Terminating the conservatorship would essentially require unwinding all of the reasons that the conservatorship was put in place initially. Spears would have to demonstrate that she is capable of managing her own affairs though evidence presented to a judge or she could request a jury trial.
Is it possible for Britney to terminate the conservatorship without additional evaluation?
During her testimony, Spears insisted that she no longer wanted to be subject to evaluations. She went on to lament that she no longer feels she can trust most people since she has been “burned” so many times and feels she was “abused” by her former mental health professional through the medication he prescribed her. The singer feels she has compiled enough with evaluations and requiring more would “offend me by trying to question my capacity of intelligence.”
Hicks explains that Spears is at the whim of the court when it comes to court-ordered observations and medical testings that are in place to ensure that a conservatorship remains appropriate. Still, the singer made a compelling case that the evaluations were doing more harm than good, which could make her request more sympathetic.
“What I think is likely to happen is that the judge will look at that and say, ‘Is there another less intrusive, less offensive way to achieve the same good?’” says Hicks. “Maybe that affects the frequency of observation, or maybe it does ultimately lead to elimination of observation.”
The judge could also decide to terminate the conservatorship on her own, which would eliminate any need for further evaluation.
Can Britney get new legal representation like she requested?
Spears informed the judge that, although she got along with her current attorney, she would like to be able to select her own representation. Ingham has served as Spears’ court-appointed attorney for the entirety of her conservatorship. At the end of the hearing, Ingham told the judge, “I am happy to take guidance from the court as to how you would like to set that issue up and how you would like to deal” replacing him with private counsel selected by Spears.
Ingham continued, “If the court decides I should be replaced by someone else, that’s fine with me. However the court wants to handle that,” indicating Spears’ request will have to be approved by the judge.
“Part of the problem with a lot of this is that it’s been ruled that she can’t make decisions for herself,” says Lyke. “So the court would have some say if she wanted to use a new attorney.”
Lyke suspects selecting new representation could slow down the process of terminating her conservatorship since a new lawyer would have to be approved. But based on Spears’ speech, says Lyke, “she might want to start new.”

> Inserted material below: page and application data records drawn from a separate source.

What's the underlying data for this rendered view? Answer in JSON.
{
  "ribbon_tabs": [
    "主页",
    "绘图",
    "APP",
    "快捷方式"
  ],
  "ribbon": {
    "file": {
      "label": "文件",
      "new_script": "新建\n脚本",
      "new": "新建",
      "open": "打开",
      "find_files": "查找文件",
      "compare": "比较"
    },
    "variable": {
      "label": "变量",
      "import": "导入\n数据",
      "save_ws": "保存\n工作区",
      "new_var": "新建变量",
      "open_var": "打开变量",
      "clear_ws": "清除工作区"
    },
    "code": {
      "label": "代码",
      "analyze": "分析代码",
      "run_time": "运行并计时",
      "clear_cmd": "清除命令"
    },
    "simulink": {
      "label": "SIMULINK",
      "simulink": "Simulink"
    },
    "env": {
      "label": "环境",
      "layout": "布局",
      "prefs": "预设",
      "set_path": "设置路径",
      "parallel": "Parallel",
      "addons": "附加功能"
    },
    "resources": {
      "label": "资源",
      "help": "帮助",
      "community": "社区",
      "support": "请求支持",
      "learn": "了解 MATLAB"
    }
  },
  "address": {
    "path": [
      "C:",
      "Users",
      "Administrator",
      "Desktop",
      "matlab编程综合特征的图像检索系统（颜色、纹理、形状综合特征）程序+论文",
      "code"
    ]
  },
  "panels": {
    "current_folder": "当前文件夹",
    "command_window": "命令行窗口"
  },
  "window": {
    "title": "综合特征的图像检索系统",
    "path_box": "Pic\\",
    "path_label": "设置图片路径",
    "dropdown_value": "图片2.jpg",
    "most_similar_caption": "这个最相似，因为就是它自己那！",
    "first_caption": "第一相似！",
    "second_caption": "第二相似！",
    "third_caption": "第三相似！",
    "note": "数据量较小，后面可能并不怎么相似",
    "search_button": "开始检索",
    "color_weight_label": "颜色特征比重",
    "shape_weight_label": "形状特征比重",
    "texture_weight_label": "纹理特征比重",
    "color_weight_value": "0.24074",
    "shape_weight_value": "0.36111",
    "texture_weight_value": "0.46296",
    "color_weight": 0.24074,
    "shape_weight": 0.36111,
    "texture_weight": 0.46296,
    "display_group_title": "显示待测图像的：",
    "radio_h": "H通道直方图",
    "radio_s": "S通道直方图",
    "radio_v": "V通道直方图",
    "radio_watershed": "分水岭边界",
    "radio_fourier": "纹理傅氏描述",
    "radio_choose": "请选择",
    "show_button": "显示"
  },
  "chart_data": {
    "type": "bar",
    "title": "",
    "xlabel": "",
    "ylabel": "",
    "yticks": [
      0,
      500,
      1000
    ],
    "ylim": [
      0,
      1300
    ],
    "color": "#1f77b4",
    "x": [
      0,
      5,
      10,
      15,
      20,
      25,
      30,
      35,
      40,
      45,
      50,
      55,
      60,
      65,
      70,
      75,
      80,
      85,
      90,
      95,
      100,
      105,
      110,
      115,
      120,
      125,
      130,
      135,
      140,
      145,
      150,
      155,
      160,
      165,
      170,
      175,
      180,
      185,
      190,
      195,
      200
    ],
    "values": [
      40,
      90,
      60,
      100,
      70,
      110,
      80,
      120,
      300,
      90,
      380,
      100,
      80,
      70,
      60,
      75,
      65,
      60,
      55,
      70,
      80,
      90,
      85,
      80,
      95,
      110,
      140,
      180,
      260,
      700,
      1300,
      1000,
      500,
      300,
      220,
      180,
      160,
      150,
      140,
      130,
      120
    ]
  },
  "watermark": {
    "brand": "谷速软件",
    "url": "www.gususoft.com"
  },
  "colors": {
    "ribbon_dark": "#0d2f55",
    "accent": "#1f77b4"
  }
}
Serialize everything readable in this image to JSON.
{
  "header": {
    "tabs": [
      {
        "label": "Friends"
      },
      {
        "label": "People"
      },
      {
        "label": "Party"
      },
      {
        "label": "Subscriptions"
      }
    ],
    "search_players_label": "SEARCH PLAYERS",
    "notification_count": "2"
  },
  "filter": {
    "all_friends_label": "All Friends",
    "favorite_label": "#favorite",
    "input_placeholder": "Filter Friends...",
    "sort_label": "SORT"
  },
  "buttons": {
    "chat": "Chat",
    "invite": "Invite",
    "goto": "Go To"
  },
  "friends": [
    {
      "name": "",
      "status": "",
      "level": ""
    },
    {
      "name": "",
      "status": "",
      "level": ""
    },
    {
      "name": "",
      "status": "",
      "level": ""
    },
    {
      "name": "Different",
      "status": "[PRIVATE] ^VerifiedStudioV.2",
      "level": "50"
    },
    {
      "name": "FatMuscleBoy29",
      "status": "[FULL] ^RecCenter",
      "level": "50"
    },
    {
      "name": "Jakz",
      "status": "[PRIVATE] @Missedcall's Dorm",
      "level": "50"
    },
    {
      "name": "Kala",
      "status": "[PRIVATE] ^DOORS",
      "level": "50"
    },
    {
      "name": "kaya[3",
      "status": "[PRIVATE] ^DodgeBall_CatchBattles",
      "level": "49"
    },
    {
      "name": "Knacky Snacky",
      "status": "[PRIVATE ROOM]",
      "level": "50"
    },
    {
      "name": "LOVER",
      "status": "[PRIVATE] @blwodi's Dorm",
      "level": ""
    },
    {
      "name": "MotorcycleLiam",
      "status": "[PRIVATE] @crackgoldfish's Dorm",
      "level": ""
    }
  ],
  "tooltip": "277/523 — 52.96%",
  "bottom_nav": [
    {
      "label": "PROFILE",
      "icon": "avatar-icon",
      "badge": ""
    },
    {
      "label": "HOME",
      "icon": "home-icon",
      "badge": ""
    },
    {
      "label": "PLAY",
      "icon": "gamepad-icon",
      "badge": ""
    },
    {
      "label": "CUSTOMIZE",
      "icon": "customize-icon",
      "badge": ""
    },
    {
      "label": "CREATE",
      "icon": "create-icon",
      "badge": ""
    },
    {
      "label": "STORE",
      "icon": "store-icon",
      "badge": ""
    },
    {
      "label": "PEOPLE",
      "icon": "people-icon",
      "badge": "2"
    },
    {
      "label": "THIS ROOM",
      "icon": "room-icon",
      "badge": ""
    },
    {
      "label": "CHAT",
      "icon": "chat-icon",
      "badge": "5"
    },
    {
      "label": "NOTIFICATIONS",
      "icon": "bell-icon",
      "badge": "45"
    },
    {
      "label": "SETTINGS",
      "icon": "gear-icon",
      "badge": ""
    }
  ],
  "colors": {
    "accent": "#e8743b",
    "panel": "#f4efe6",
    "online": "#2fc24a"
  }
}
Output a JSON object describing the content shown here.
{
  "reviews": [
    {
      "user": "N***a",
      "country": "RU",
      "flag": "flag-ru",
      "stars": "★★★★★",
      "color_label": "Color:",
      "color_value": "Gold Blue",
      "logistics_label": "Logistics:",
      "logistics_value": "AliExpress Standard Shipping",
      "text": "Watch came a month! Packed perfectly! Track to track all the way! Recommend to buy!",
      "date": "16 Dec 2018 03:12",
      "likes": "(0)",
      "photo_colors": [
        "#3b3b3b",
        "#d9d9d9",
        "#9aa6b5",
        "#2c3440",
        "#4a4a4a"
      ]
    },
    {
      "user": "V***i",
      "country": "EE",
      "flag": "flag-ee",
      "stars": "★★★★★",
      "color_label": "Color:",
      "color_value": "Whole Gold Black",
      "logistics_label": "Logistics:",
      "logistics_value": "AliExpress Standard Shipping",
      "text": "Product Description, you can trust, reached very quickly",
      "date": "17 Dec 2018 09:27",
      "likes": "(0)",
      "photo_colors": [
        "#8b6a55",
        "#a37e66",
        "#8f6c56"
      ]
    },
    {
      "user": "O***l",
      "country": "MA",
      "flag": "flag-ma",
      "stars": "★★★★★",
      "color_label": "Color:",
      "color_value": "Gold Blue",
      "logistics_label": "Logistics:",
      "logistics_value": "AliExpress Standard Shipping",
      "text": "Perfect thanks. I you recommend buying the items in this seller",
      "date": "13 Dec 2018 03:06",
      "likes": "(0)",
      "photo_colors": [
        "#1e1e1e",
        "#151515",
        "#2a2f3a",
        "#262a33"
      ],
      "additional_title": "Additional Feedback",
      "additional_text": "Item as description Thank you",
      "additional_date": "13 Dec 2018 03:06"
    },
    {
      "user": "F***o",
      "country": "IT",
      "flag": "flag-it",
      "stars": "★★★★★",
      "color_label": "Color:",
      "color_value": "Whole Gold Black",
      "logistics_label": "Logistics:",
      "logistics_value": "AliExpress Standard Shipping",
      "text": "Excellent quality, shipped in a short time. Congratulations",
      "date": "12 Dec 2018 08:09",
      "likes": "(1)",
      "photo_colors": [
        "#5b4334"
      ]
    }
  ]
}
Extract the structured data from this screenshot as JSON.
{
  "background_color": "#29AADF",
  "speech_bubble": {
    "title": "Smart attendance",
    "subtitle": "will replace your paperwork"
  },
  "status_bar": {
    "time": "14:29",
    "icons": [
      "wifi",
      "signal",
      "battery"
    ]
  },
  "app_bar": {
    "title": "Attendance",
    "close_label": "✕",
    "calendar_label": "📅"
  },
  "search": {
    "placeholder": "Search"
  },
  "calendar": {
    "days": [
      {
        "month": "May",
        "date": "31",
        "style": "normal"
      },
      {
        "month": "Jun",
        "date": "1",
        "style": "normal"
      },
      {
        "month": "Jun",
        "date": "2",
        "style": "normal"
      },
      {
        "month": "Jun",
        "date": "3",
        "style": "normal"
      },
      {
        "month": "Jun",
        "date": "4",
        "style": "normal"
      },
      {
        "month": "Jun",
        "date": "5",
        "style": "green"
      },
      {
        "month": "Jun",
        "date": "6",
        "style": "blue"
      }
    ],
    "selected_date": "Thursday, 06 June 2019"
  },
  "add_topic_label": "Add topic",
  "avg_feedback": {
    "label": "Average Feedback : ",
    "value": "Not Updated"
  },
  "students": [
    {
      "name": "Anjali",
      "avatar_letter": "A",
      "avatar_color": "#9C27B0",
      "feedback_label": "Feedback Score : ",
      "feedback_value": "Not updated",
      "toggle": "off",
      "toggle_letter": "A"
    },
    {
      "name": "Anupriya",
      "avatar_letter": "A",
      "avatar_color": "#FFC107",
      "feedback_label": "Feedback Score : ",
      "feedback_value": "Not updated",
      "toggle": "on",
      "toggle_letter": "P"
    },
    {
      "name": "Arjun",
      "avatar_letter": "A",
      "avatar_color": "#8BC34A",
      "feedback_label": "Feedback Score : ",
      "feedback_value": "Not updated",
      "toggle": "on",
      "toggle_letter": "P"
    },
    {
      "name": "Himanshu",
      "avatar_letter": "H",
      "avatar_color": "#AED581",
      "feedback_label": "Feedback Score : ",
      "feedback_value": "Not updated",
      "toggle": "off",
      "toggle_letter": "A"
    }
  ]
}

“People have all kinds of different reasons as to why they want to get new attorneys,” Lyke continues. “They might want someone who they believe has faith in them, who will be a better advocate for them.”